from the mirrors of the women who had set up the legions: בְּמַרְאֹת הַצֹבְאֹת Israelite women owned mirrors, which they would look into when they adorned themselves. Even these [mirrors] they did not hold back from bringing as a contribution toward the Mishkan, but Moses rejected them because they were made for temptation [i.e., to inspire lustful thoughts]. The Holy One, blessed is He, said to him, “Accept [them], for these are more precious to Me than anything because through them the women set up many legions [i.e., through the children they gave birth to] in Egypt.” When their husbands were weary from back-breaking labor, they [the women] would go and bring them food and drink and give them to eat. Then they [the women] would take the mirrors and each one would see herself with her husband in the mirror, and she would seduce him with words, saying, “I am more beautiful than you.” And in this way they aroused their husbands desire and would copulate with them, conceiving and giving birth there, as it is said: “Under the apple tree I aroused you” (Song 8:5). This is [the meaning of] what is בְּמַרְאֹת הַצֹבְאֹת [lit., the mirrors of those who set up legions].

Beauty is a double edged sword. So is the Yetzer Hara in general. When Chazal tried to nullify the Yetzer of Arayos, no chicken laid an egg [see Yoma 69b]. We NEED the Yetzer Hara, we WANT the Yetzer Hara, but it has to be completely under control and only activated when necessary. [See Igros Hara'ayah 1/108]. 

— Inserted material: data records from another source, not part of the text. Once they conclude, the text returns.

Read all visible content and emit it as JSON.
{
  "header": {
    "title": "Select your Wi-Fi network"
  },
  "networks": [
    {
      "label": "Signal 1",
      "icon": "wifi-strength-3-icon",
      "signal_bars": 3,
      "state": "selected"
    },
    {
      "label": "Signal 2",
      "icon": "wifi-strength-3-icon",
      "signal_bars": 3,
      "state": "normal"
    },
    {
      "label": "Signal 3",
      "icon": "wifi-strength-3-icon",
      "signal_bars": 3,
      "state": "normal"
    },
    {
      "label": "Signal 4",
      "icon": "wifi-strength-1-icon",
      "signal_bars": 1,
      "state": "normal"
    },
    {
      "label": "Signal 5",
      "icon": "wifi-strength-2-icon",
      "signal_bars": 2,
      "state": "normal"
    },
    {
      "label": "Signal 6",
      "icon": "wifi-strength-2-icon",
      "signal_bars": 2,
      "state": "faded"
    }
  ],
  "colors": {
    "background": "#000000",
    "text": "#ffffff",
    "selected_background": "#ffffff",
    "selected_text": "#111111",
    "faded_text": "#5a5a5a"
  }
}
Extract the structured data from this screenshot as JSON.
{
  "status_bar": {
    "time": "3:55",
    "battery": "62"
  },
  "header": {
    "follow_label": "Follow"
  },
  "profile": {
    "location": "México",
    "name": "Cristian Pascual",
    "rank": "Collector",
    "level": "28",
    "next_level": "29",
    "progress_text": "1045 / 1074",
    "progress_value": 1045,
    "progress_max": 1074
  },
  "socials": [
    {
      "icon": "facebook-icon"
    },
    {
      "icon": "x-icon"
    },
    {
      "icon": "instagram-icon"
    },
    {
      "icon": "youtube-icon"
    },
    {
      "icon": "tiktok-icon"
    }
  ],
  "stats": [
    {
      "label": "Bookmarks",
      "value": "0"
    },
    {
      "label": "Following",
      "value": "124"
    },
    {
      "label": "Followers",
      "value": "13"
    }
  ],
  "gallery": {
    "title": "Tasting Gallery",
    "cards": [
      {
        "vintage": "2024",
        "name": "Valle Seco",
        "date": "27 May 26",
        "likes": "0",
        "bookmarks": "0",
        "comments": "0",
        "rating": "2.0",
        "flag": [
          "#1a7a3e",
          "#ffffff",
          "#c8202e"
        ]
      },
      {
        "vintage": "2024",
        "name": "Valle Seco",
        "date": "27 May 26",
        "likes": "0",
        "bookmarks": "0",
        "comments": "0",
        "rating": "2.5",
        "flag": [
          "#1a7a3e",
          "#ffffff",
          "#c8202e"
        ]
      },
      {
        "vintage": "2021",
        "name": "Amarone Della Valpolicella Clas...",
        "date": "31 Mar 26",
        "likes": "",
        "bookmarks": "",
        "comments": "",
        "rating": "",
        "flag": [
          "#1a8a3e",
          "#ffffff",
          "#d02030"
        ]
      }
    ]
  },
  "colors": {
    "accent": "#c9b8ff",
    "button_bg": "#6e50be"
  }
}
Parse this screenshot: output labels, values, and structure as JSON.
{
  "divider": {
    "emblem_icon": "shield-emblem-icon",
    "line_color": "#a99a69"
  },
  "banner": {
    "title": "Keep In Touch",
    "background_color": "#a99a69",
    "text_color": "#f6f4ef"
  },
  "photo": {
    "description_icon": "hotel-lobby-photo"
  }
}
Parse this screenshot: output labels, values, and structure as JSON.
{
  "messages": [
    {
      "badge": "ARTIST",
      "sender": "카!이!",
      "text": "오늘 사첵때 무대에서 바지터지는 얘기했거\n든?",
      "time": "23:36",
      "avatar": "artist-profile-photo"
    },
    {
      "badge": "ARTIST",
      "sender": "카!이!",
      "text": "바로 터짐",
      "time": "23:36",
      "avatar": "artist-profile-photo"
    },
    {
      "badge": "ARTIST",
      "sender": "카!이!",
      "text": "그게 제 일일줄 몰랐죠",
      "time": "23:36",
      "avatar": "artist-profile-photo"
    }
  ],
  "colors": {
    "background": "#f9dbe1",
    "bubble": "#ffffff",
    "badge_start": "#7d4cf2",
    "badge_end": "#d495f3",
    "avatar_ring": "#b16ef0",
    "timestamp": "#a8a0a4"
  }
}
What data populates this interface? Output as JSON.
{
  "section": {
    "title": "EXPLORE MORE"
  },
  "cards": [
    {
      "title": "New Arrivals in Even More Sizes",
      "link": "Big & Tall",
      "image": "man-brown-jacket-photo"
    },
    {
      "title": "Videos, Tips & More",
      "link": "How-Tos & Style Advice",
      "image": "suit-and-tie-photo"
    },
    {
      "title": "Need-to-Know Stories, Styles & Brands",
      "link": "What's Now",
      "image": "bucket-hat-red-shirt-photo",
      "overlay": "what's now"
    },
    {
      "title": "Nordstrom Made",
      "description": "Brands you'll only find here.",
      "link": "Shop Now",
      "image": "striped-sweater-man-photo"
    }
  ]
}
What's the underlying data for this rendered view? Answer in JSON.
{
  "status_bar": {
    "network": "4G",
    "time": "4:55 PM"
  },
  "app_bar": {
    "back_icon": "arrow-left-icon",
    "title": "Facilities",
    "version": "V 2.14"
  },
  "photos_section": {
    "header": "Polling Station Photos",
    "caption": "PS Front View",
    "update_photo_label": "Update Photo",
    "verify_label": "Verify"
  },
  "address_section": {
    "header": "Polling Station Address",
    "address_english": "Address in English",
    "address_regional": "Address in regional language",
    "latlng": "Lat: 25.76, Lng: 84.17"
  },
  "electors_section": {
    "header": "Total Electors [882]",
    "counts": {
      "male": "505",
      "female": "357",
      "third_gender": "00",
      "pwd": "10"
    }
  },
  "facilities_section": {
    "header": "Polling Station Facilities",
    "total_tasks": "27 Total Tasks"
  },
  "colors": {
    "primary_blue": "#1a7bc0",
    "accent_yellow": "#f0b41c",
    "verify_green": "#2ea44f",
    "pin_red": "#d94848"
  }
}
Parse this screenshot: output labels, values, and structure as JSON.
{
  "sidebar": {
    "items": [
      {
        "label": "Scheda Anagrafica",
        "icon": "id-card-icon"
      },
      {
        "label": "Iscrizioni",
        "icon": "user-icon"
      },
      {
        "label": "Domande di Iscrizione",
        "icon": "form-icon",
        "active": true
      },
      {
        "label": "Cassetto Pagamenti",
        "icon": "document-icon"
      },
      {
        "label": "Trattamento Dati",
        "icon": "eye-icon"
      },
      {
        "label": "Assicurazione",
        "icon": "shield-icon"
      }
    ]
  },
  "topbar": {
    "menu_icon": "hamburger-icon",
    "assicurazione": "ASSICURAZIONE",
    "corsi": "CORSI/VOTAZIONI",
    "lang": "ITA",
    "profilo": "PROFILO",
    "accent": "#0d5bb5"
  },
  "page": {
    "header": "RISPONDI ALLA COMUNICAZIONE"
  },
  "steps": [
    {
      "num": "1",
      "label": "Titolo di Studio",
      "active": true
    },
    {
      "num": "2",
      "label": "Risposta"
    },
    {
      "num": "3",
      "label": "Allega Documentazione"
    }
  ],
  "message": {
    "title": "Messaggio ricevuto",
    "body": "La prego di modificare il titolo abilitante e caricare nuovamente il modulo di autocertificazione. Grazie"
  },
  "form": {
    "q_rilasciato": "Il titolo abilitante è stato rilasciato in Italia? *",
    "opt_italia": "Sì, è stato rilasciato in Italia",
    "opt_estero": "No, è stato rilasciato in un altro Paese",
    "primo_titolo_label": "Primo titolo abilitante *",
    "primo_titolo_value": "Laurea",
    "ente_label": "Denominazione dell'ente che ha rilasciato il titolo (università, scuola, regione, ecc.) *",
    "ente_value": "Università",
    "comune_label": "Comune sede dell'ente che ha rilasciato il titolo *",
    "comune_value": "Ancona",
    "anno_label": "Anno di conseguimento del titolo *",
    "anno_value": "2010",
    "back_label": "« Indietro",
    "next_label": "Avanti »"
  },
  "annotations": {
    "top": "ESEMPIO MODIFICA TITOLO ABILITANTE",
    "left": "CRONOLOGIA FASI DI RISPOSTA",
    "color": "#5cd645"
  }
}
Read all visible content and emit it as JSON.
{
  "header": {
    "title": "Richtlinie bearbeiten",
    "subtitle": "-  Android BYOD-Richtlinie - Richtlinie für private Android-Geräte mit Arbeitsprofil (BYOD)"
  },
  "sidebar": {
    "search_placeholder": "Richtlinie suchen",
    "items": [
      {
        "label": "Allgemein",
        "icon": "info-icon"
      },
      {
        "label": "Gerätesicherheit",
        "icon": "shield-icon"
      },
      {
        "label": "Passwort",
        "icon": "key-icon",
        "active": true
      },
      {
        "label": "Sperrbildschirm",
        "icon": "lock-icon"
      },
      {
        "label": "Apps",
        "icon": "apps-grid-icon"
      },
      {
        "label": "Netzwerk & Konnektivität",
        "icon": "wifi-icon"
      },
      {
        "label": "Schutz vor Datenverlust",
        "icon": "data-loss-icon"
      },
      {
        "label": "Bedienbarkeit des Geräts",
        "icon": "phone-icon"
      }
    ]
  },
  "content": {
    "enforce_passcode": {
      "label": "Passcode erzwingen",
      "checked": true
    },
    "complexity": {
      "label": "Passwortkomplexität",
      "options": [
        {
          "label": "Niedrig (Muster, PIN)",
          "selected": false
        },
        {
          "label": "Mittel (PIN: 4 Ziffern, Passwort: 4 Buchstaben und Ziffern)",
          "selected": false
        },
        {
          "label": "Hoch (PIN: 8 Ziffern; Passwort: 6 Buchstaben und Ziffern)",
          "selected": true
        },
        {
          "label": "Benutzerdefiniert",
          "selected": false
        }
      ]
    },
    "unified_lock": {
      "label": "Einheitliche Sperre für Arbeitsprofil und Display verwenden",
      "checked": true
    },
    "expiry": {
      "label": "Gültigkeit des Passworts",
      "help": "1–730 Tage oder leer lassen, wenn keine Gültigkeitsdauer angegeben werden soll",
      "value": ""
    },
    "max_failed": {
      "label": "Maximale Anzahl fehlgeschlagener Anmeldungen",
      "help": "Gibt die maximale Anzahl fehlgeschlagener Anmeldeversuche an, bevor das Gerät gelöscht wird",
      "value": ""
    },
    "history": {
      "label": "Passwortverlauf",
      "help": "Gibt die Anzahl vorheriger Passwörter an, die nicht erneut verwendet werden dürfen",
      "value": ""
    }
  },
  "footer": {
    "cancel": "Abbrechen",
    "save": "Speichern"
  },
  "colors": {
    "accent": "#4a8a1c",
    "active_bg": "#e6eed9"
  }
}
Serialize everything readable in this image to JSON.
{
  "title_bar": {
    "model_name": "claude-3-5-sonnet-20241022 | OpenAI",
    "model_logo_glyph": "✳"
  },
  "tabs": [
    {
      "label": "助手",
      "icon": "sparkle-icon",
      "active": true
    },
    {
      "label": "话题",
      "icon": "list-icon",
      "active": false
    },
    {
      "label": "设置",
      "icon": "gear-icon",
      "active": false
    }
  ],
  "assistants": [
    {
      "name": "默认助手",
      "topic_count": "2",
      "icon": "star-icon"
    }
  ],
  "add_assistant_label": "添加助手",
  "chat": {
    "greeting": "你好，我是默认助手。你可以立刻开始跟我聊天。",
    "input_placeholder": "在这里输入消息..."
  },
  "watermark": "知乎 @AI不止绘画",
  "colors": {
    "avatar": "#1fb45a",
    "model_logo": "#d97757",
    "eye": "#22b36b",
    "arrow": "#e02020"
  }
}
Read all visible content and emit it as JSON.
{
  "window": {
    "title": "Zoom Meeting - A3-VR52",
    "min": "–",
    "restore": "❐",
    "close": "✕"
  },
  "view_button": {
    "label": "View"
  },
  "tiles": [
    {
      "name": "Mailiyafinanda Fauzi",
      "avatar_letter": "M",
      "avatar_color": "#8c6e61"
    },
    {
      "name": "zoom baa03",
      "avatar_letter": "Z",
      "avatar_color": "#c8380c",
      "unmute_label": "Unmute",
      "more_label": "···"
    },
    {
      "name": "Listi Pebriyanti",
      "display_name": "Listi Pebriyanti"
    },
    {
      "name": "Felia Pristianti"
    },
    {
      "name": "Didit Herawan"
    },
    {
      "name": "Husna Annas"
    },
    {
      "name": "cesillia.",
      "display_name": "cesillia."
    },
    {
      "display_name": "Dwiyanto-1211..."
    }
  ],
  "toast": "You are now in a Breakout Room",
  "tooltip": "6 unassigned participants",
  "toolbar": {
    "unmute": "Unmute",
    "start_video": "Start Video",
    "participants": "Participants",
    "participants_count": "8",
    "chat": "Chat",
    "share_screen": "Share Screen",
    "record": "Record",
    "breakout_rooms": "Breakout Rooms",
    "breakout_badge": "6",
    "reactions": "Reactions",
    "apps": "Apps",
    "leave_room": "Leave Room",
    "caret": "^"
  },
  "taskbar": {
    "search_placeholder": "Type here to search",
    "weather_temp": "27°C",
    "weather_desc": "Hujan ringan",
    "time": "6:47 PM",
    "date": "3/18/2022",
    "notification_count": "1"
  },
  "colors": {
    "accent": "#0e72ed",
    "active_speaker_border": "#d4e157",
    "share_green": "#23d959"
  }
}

My intention was not to offend but to remind people how important it is to maintain our purity and how we are all partners in this great task. כל בני ישראל קדושים וכל בנות ישראל קדושות but from time to time we need reminders to act accordingly. 

As Chazal say in the Medrash "There is nothing more beautiful than tzniyus".